But a prolonged investigation resulting in a redacted document would be tantamount to obfuscation. If the coalition isn't to blame, why isn't it rushing to absolve itself?
Is it possible that if the media paid more attention to such atrocities, there might be a greater sense of outrage and urgency? That something like this wouldn't seem so routine? Because it isn't, even if hundreds are being killed in Syria's civil war every day.
The Post has had one staff-written article on the airstrikes, which failed to make it to the top of the home page online. The New York Times and most others "ran a wire." Television stations ran an item in their tickers. But writing more than what has been written is tough. The strikes took place in a war zone. How do you get there to verify people's stories — and make it out alive? And from below, fighter jets are hard to recognize.
The following video shows coalition forces bombing a location north of Manbij two weeks ago, right next to where Tuesday's bombing occurred. It gives a sense of what an airstrike looks like from the perspective of a pilot, or a drone.
Without an official answer from the coalition, it is almost impossible to verify who dropped the bombs, leaving reporters in a gray zone of speculation. And even if it turns out that the airstrikes were by Russian or Syrian forces, it's not like they would ever own up. Their airstrikes have killed many, many more civilians than those by the coalition. The haziness of the truth only contributes to a larger narrative bubble we see around the war in Syria — one in which civilians are mostly death tolls or collateral damage.
That haze is probably one reason that, despite the unusually high death toll in this week's airstrikes and the high possibility of U.S. culpability, neither candidate for the American presidency has issued a statement of condolence or concern.
The U.S. military is usually very strict about avoiding civilian casualties. It turns down countless target requests from its partners in Syria and Iraq because it can't verify the situation on the ground. The White House's numbers on civilian deaths from drone strikes in counterterrorism operations are low. But, then again, few agree with those figures. Last year, a London-based group of journalists published a study saying that in the coalition's first 12 months of airstrikes in Syria and Iraq, it killed 459 civilians in 57 incidents. The Pentagon admits only to 26 deaths. And egregious mistakes have led to U.S. drones blowing up wedding processions in both Afghanistan and Yemen.

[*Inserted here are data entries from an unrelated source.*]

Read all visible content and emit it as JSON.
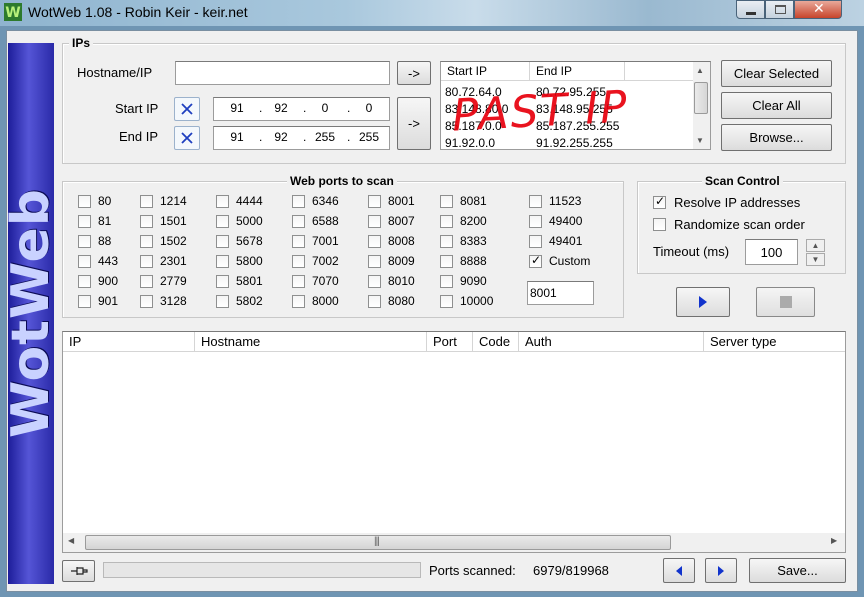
{
  "window": {
    "title": "WotWeb 1.08 - Robin Keir - keir.net",
    "brand": "WotWeb",
    "icon": "wotweb-w-icon"
  },
  "ips": {
    "group_title": "IPs",
    "hostname_label": "Hostname/IP",
    "hostname_value": "",
    "start_label": "Start IP",
    "end_label": "End IP",
    "start_ip": [
      "91",
      "92",
      "0",
      "0"
    ],
    "end_ip": [
      "91",
      "92",
      "255",
      "255"
    ],
    "arrow_label": "->",
    "list_headers": [
      "Start IP",
      "End IP"
    ],
    "list_rows": [
      [
        "80.72.64.0",
        "80.72.95.255"
      ],
      [
        "83.148.80.0",
        "83.148.95.255"
      ],
      [
        "85.187.0.0",
        "85.187.255.255"
      ],
      [
        "91.92.0.0",
        "91.92.255.255"
      ]
    ],
    "annotation": "PAST IP",
    "clear_selected": "Clear Selected",
    "clear_all": "Clear All",
    "browse": "Browse..."
  },
  "ports": {
    "group_title": "Web ports to scan",
    "columns": [
      [
        "80",
        "81",
        "88",
        "443",
        "900",
        "901"
      ],
      [
        "1214",
        "1501",
        "1502",
        "2301",
        "2779",
        "3128"
      ],
      [
        "4444",
        "5000",
        "5678",
        "5800",
        "5801",
        "5802"
      ],
      [
        "6346",
        "6588",
        "7001",
        "7002",
        "7070",
        "8000"
      ],
      [
        "8001",
        "8007",
        "8008",
        "8009",
        "8010",
        "8080"
      ],
      [
        "8081",
        "8200",
        "8383",
        "8888",
        "9090",
        "10000"
      ],
      [
        "11523",
        "49400",
        "49401",
        "Custom"
      ]
    ],
    "custom_checked": true,
    "custom_value": "8001"
  },
  "scan_control": {
    "group_title": "Scan Control",
    "resolve_label": "Resolve IP addresses",
    "resolve_checked": true,
    "randomize_label": "Randomize scan order",
    "randomize_checked": false,
    "timeout_label": "Timeout (ms)",
    "timeout_value": "100"
  },
  "results": {
    "columns": [
      "IP",
      "Hostname",
      "Port",
      "Code",
      "Auth",
      "Server type"
    ],
    "rows": []
  },
  "status": {
    "ports_scanned_label": "Ports scanned:",
    "ports_scanned_value": "6979/819968",
    "progress": 0,
    "save_label": "Save..."
  }
}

Each of these is a tragedy, and a setback for American objectives. Syrians and Americans alike deserve to know what happened.